Vanilla Ice Cream
1 can coconut milk
1/4 c honey
3 vanilla beans
Makes enough for four, or just two football-depressed people.
- Split the vanilla beans down the center with a sharp knife. Scrape out the goodness.
- Put the vanilla beans, vanilla paste, honey, and coconut milk in a saucepan and bring to a simmer, stirring occasionally.
- Remove from heat and let the mixture sit for several hours so the coconut milk is flavored with the vanilla.
- Pour into the canister of your ice cream maker and process.
Note to self: This makes a really rich and coconut-y/vanilla-y ice cream that is awesome. In the past, I always put 1/3 c of honey in my coconut milk ice creams, but since I’ve been cutting back on honey, fruit, and carbs, 1/4 c of honey in this was just fine.
Go Jets! (sniff, sniff)

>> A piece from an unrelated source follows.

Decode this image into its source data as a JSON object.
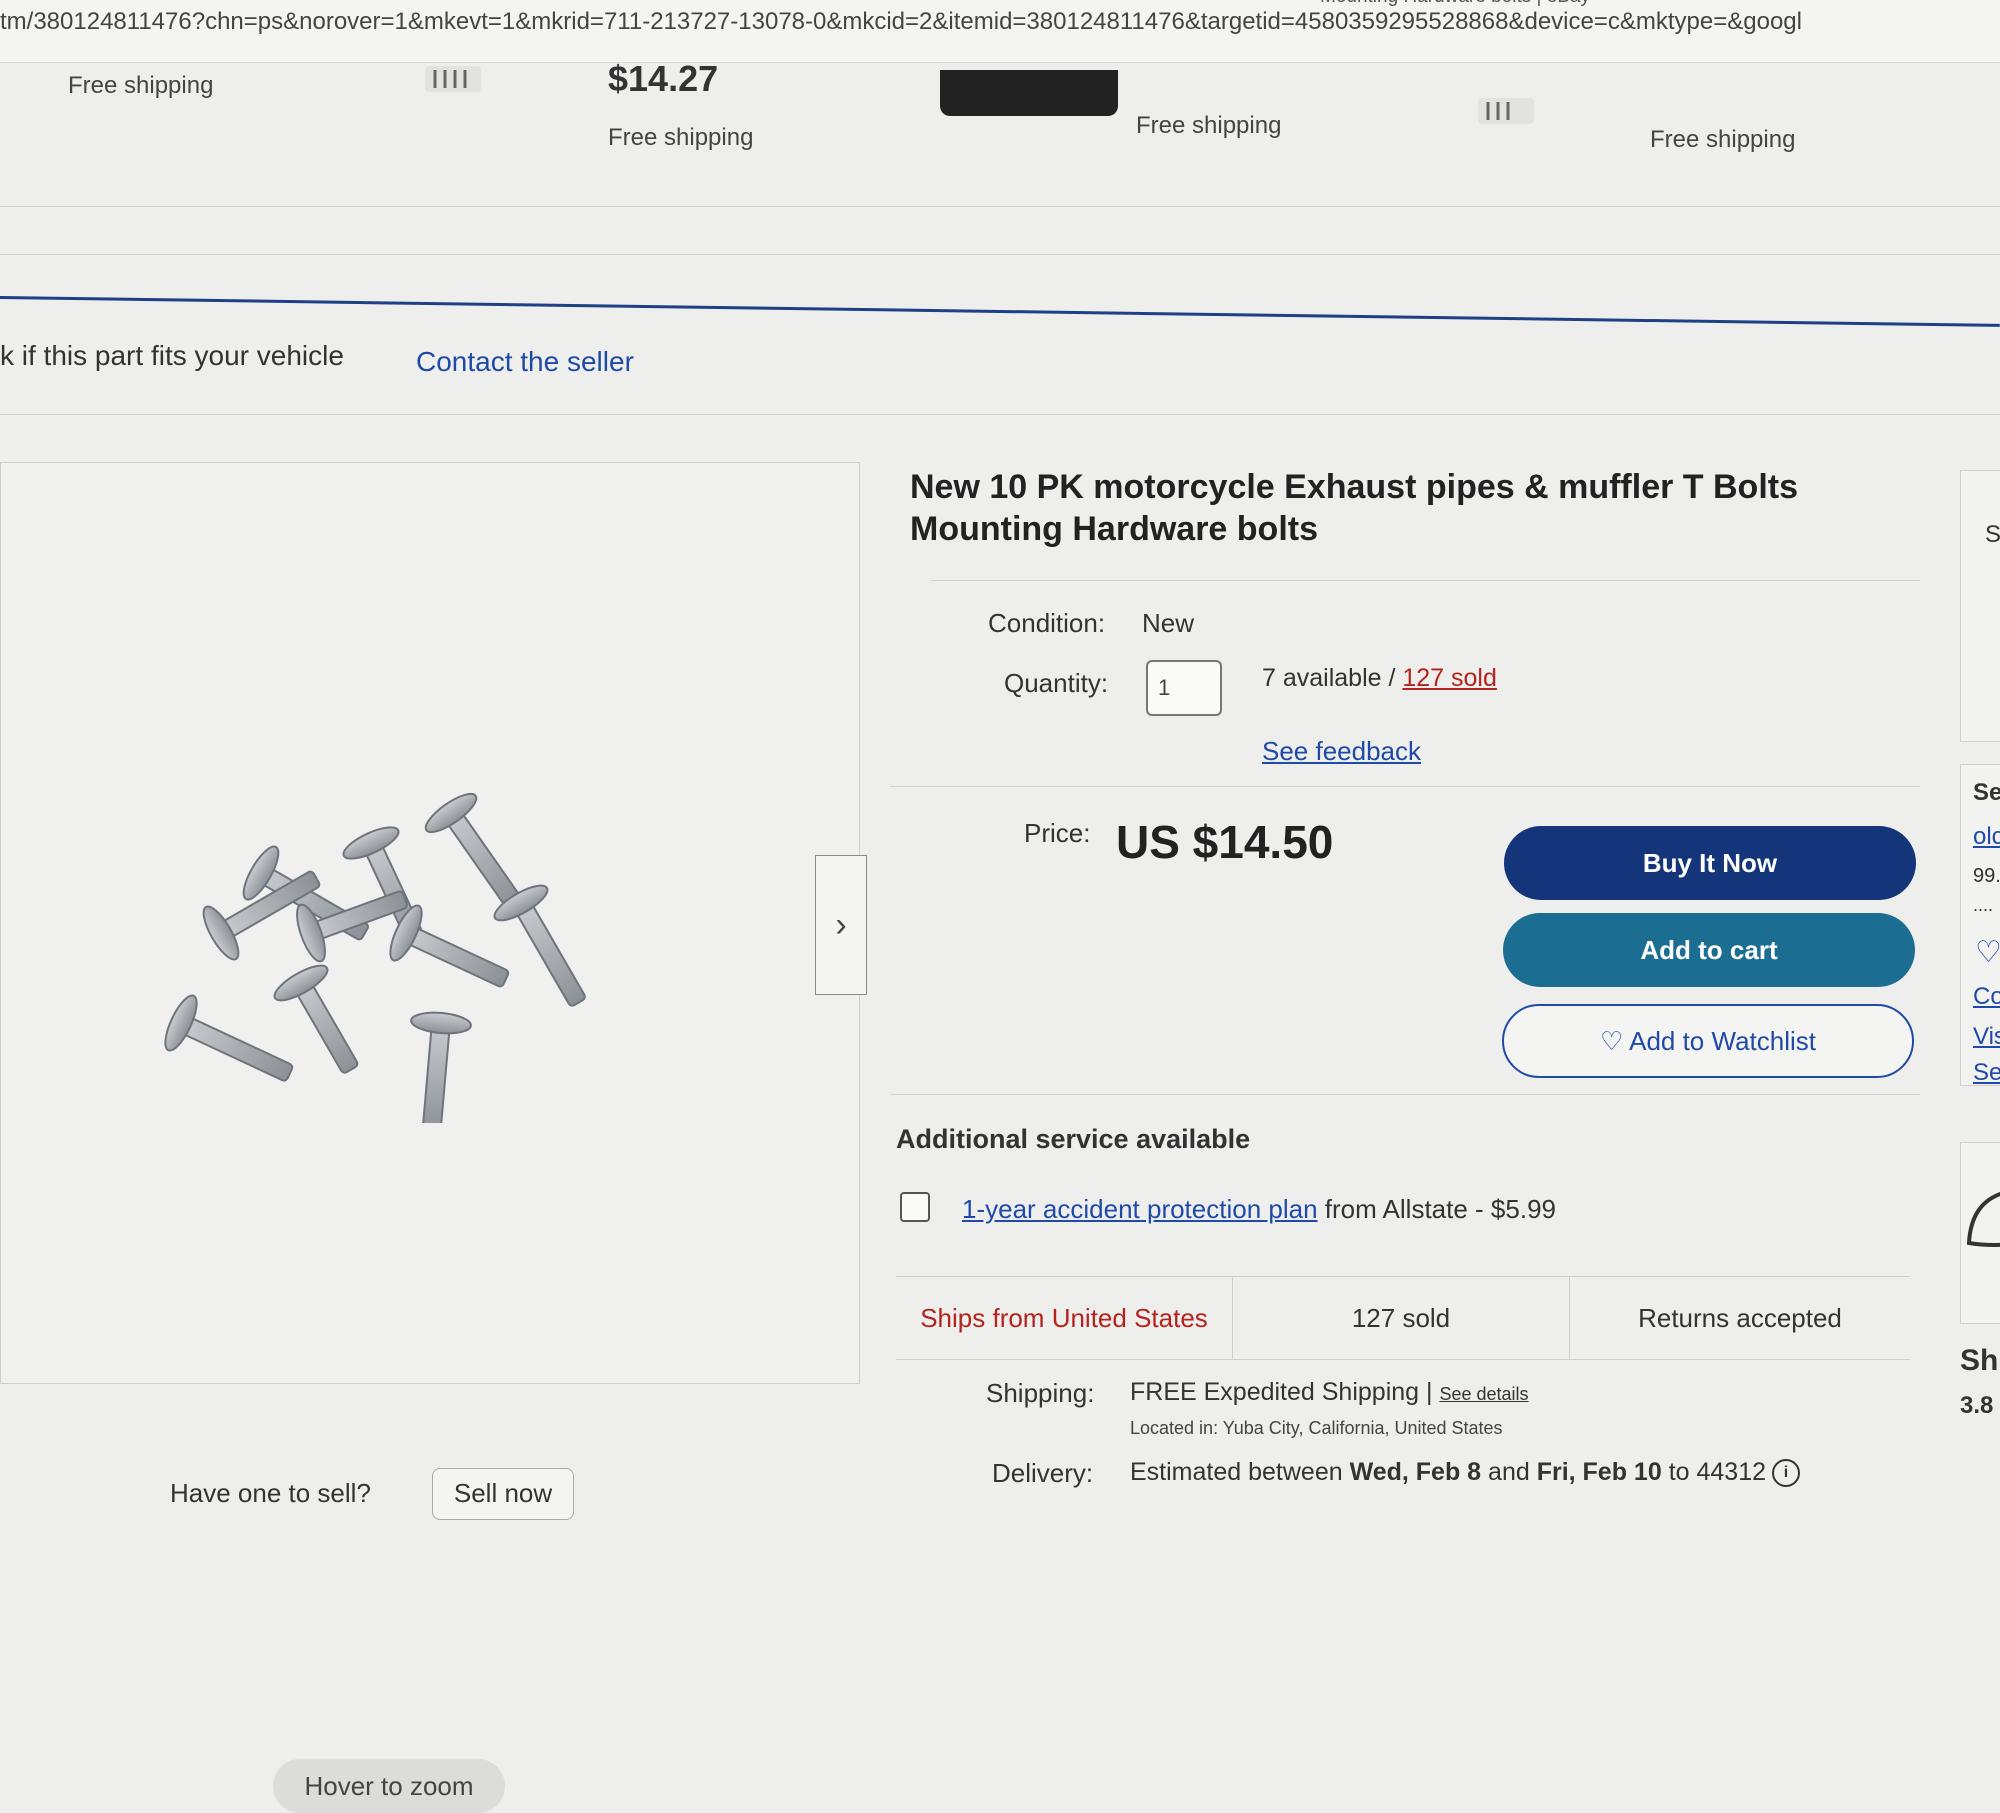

This is probably the best thing I’ve made in the last month. I literally licked the plate. The nice thing is the figs can be less than ripe.
Figs in Pork Fat
3 figs, sliced in half
pork belly fat (bacon fat would also work great)
white wine vinegar
- Put a tablespoon of pork fat and a tablespoon of butter in a skillet over medium-high heat.
- Slice the figs in half and place flat-side down in the skillet like so:
- When they’ve browned, turn them over to get them all glossy with fat, then remove from heat and put on a plate.
- In the skillet over low heat, add a teaspoon or two of white wine vinegar and rub your wooden spoon against the bottom of the skillet to get the caramelized goodness off.
- Add a tablespoon of honey to the skillet and stir to combine.
- Drizzle this nectar over the figs and add a small piece of fresh sage leaf on each fig half.
I didn’t know what a kugel was. I’d always heard of them, but never had one. Therefore, I had nothing to judge this against, so, I felt it turned out pretty good. Now that I’m reading up a little online about what a kugel actually is, I’m thinking I can continue to tweak this recipe, perhaps with the addition of dairy. In any case, I think I did figure out that a kugel is a loose term for a kind of casserole dish and can be sweet (e.g., apple kugel) or savory (e.g., noodle kugel). Here’s even a gluten-free potato kugel recipe for those following along at home. And here’s something called the Top 10 Kugel Recipes. Hmmm. That’s a lot kugel, or kugels?
Also, this is fulfilling part of my current mission to try new recipes using quince. (Coming soon: quince jello!)
This recipe is SCD-compliant, baby.
4 eggs, separated
1/2 c. nut flour (I used hazelnut)
1/2 c. raisins
3 T honey
juice of 1/2 lemon
1/8 tsp kosher salt
- Preheat the oven to 325F.
- In a mixing bowl, blend the honey and egg yolks together. It helps to drizzle the honey into the yolks slowly while whisking. Ask a friend for help here.
- In a separate bowl, beat the egg whites until stiff.
- Peel and grate the quince using a box grater. Don’t use the tiny shred, use the more medium shred size.
- Add the shredded quince to the honey-yolk mixture.
- Add the lemon juice, salt, and raisins and mix together with a wooden spoon.
- Now gently fold in the egg whites.
- Pour this batter into a well butter glass baking dish (8×8 or circle works well).
- Bake at 325F for an hour. You will likely need to put foil over the top for the final 15 minutes to keep it from browning too much.
- To serve, drizzle honey over and would be nice served with dairy (SCD yogurt), I think. Mmmm.
Here's the kugel before I put it in the oven.
Here's the kugel after its rendezvous with the oven.
And here's the kugel drizzled with honey and sitting atop my Granny's antique plate.